As A+A celebrates a decade of posts about thoughtful design for a sustainable world, we’re reaching back into the archives for features from years past. Here we have a September 2010 piece about a pair of sustainable barns by Louisville’s de Leon & Primmer Architecture Workshop. Kentucky is a fantastic place to live, work and watch the ponies run, and this firm enriches it all as it consistently delivers material-savvy and award-winning work:
Two barns by Louisville’s de Leon & Primmer Architecture Workshop, both for a 2,000-acre working farm, have set new standards for sustainability.
“It was a test for us: how to apply LEED criteria to prime farmland,” says Roberto de Leon, principal in the firm. “That was the first of its kind – there’d never been an agricultural facility that applied for LEED certification.”
One is crafted from recycled corrugated steel. At 100 by 60 feet, it’s fully enclosed for farm equipment repair and storage – and a manager’s office. The architects applied passive strategies like natural ventilation for cooling – with a riff on traditional tobacco barns’ louvered doors – to control drafts. A fan pulls air through the doors and around the barn.
For heat, coils are embedded in a concrete slab. So when doors are opened for ventilation while vehicles are repaired in the winter, workers stay warm. A wood-burning furnace, fueled by farm debris, takes the chill off too.
The second barn is covered in plaid-patterned bamboo, harvested 35 miles away. It was bundled into modules with galvanized wire ties turned with an awl. Each can be adjusted over time.
“The bamboo’s three layers thick,” de Leon says. “When it was harvested, it was a fresh green, and then it turned golden. It’s got a 20- to 25-year lifespan.”
Its cladding offers resilience that traditional cedar can’t. “The growth nodes allow it to bounce back into shape when bumped by farm equipment,” he said.
The bamboo barn is used as an open-air shed to store large-scale farm equipment, with baled hay at either end. Ventilation from the latticed bamboo keeps hay dry, even after a heavy rain. It may get wet, but bounces back within 24 hours.
There are no gutters on either barn. Rainfall is directed to concrete channels, where it flows to two rain gardens about 150 feet away. “We’ve used natural, regional plantings there, and there’s no need for any other irrigation,” he says.
The bamboo barn’s roof is tied into piers connected to the concrete channels, countering updrafts that might lift it like a kite.

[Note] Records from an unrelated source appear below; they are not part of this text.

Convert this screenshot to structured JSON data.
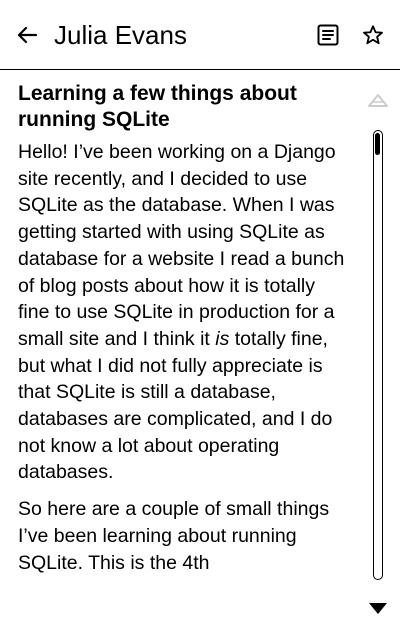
{
  "header": {
    "title": "Julia Evans",
    "back_icon": "arrow-left-icon",
    "toc_icon": "table-of-contents-icon",
    "star_icon": "star-outline-icon"
  },
  "article": {
    "title": "Learning a few things about running SQLite",
    "p1_start": "Hello! I’ve been working on a Django site recently, and I decided to use SQLite as the database. When I was getting started with using SQLite as database for a website I read a bunch of blog posts about how it is totally fine to use SQLite in production for a small site and I think it ",
    "p1_emph": "is",
    "p1_end": " totally fine, but what I did not fully appreciate is that SQLite is still a database, databases are complicated, and I do not know a lot about operating databases.",
    "p2": "So here are a couple of small things I’ve been learning about running SQLite. This is the 4th"
  },
  "scrollbar": {
    "up_icon": "scroll-up-triangle-icon",
    "down_icon": "scroll-down-triangle-icon",
    "position": 0
  },
  "colors": {
    "text": "#000000",
    "background": "#ffffff",
    "disabled": "#cccccc"
  }
}
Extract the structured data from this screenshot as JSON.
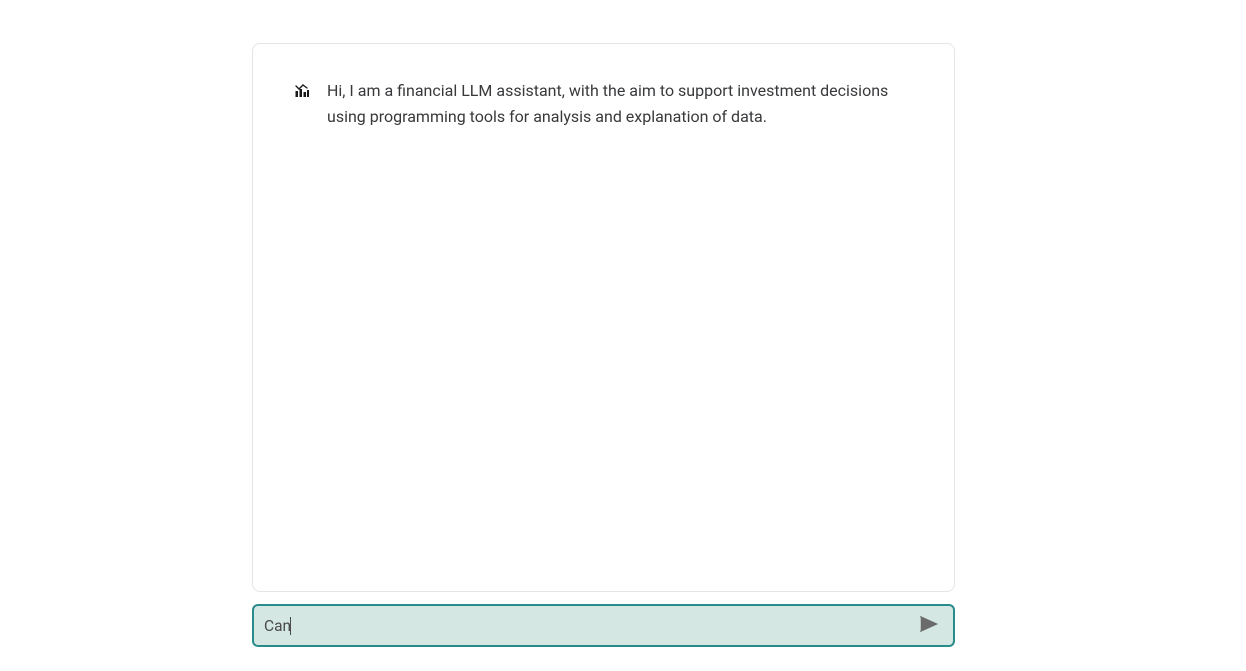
{
  "chat": {
    "messages": [
      {
        "role": "assistant",
        "text": "Hi, I am a financial LLM assistant, with the aim to support investment decisions using programming tools for analysis and explanation of data."
      }
    ]
  },
  "input": {
    "value": "Can",
    "placeholder": ""
  },
  "icons": {
    "avatar": "bar-chart-icon",
    "send": "send-icon"
  }
}
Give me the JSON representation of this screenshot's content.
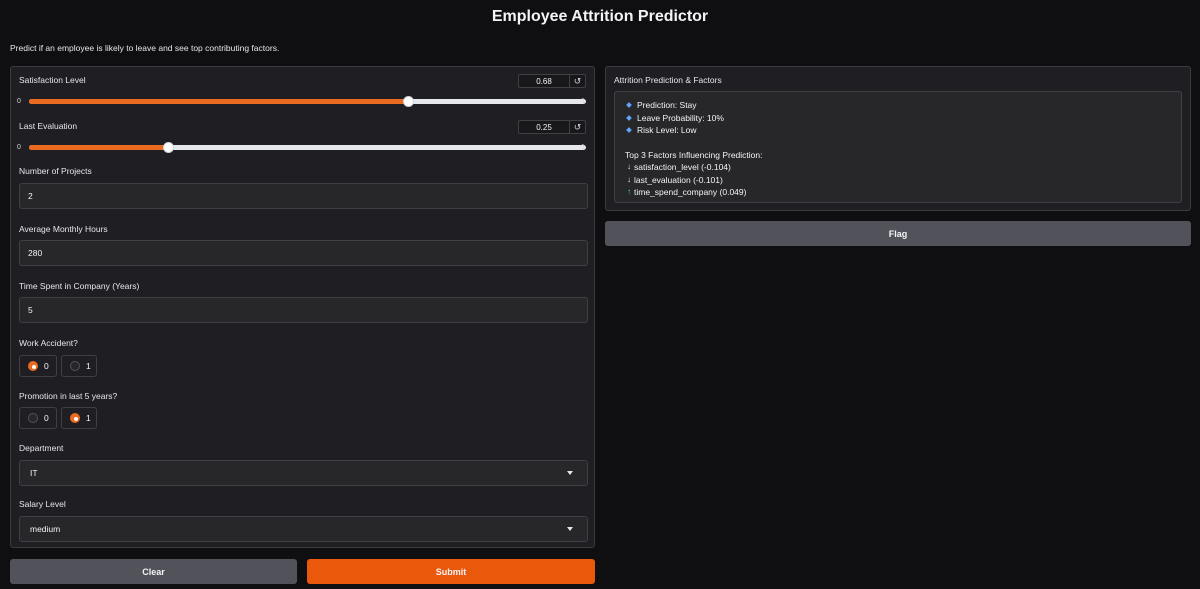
{
  "header": {
    "title": "Employee Attrition Predictor",
    "subtitle": "Predict if an employee is likely to leave and see top contributing factors."
  },
  "form": {
    "satisfaction": {
      "label": "Satisfaction Level",
      "value": "0.68",
      "min": "0",
      "max": "1",
      "fraction": 0.68
    },
    "evaluation": {
      "label": "Last Evaluation",
      "value": "0.25",
      "min": "0",
      "max": "1",
      "fraction": 0.25
    },
    "projects": {
      "label": "Number of Projects",
      "value": "2"
    },
    "hours": {
      "label": "Average Monthly Hours",
      "value": "280"
    },
    "tenure": {
      "label": "Time Spent in Company (Years)",
      "value": "5"
    },
    "accident": {
      "label": "Work Accident?",
      "options": [
        "0",
        "1"
      ],
      "selected": "0"
    },
    "promotion": {
      "label": "Promotion in last 5 years?",
      "options": [
        "0",
        "1"
      ],
      "selected": "1"
    },
    "department": {
      "label": "Department",
      "value": "IT"
    },
    "salary": {
      "label": "Salary Level",
      "value": "medium"
    }
  },
  "buttons": {
    "clear": "Clear",
    "submit": "Submit",
    "flag": "Flag"
  },
  "output": {
    "label": "Attrition Prediction & Factors",
    "bullets": [
      "Prediction: Stay",
      "Leave Probability: 10%",
      "Risk Level: Low"
    ],
    "factors_heading": "Top 3 Factors Influencing Prediction:",
    "factors": [
      {
        "direction": "down",
        "text": "satisfaction_level (-0.104)"
      },
      {
        "direction": "down",
        "text": "last_evaluation (-0.101)"
      },
      {
        "direction": "up",
        "text": "time_spend_company (0.049)"
      }
    ]
  },
  "colors": {
    "accent": "#ea580c",
    "bullet": "#60a5fa",
    "up_arrow": "#4ade80"
  }
}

The project, known as the Mason Lane Farms Operations Facility in Goshen, Ky., earned a 2009 American Institute of Architects KY Honor Award.
Simple but sophisticated, it’s well-deserved.
For more on de Leon & Primer Architecture Workshop, go here.